On your doorstep is the new Anya Hindmarch village & cafe. The choice of shopping really sets the destination of this hotel apart.

Anya Hindmarch village in pont street

Picnic with The Belmond Cadogan

If the weather is clement, then there is nothing better than asking the hotel to organise a picnic. You will be in for treat as the exclusive private gardens along Sloane Street, which are normally only available to residents, are accessible for guests staying at the hotel.

Belmond Cadogan picnic in Cadogan gardens
Exquisite picnic goals in Cadogan Gardens

We had the most idyllic afternoon tea spread out under a tree in dappled light. The hotel has done a collaboration with Lay London to create one of the dreamiest of London scenes.

Bespoke floral napkins and a table full of scented British flowers … It was all so perfectly arranged by resident florist, Simon Lycett.

Picnic set up at the Belmond Cadogan

Adam Handling‘s kitchen excelled in every way to produce the most exquisite, quintessential Afternoon Tea. Delicious!

Floral workshops

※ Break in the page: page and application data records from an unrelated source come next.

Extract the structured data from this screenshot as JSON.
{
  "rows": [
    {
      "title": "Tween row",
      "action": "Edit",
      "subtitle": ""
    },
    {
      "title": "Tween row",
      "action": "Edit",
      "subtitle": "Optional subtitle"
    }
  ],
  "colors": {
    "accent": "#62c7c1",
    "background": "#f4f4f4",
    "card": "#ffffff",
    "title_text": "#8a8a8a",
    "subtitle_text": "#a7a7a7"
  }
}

After tea, we were treated to a floral workshop with Simon Lycett. Simon was the florist for one of everyone’s favourite 80’s film, Four Weddings and a Funeral. I have admired his work for years, but to do a workshop with him was a dream come true. I learnt so much, and left with one of the biggest bouquets I think I’ve ever made.

Simon Lycett florist at Belmond Cadogan
A British floral workshop with resident florist Simon Lycett

Staying at The Belmond

Luxury hotels should always have a gorgeous bathroom, and The Cadogan doesn’t disappoint. After the day’s activities a bit of pampering was in order. Bamford are the brand in the hotel and I couldn’t have been happier as I sunk into my bath.

Bamford at Belmond Cadogan

Having looked around at a few of their 54 rooms, I can vouch that the other rooms are as beautiful as the suites, just a bit smaller in size.

Breakfast in Bed at The Belmond Cadogan
Breakfast in bed at The Belmond Cadogan

I was delighted to find an in-house app with a sleep concierge. Malminder Gill‘s dulcet tones helped me drift off into the deepest sleep I’d had in ages.

If you have a room facing Sloane Street, you may have the luxury of waking up to the sound of horses hooves, as the Household Cavalry pass the hotel on their morning walk.

belmond cadogan hotel room with morning light streaming in
Morning light streams into my room at Belmond Cadogan

Eating at The Belmond

Fine British dining with Adam Handling is a treat in itself. But if you only have time for drinks, make sure you order a plate of nibbles.

Belmond Cadogan Interiors
Little corners at The Belmond Cadogan

No stay is complete without breakfast. We sat down to a wonderful spread the next morning and left more than ready to take on the day ahead, though wishing that the last 24 hours hadn’t gone by quite so quickly.

The Belmond Cadogan | Little London Whispers stayed as a guest of the hotel.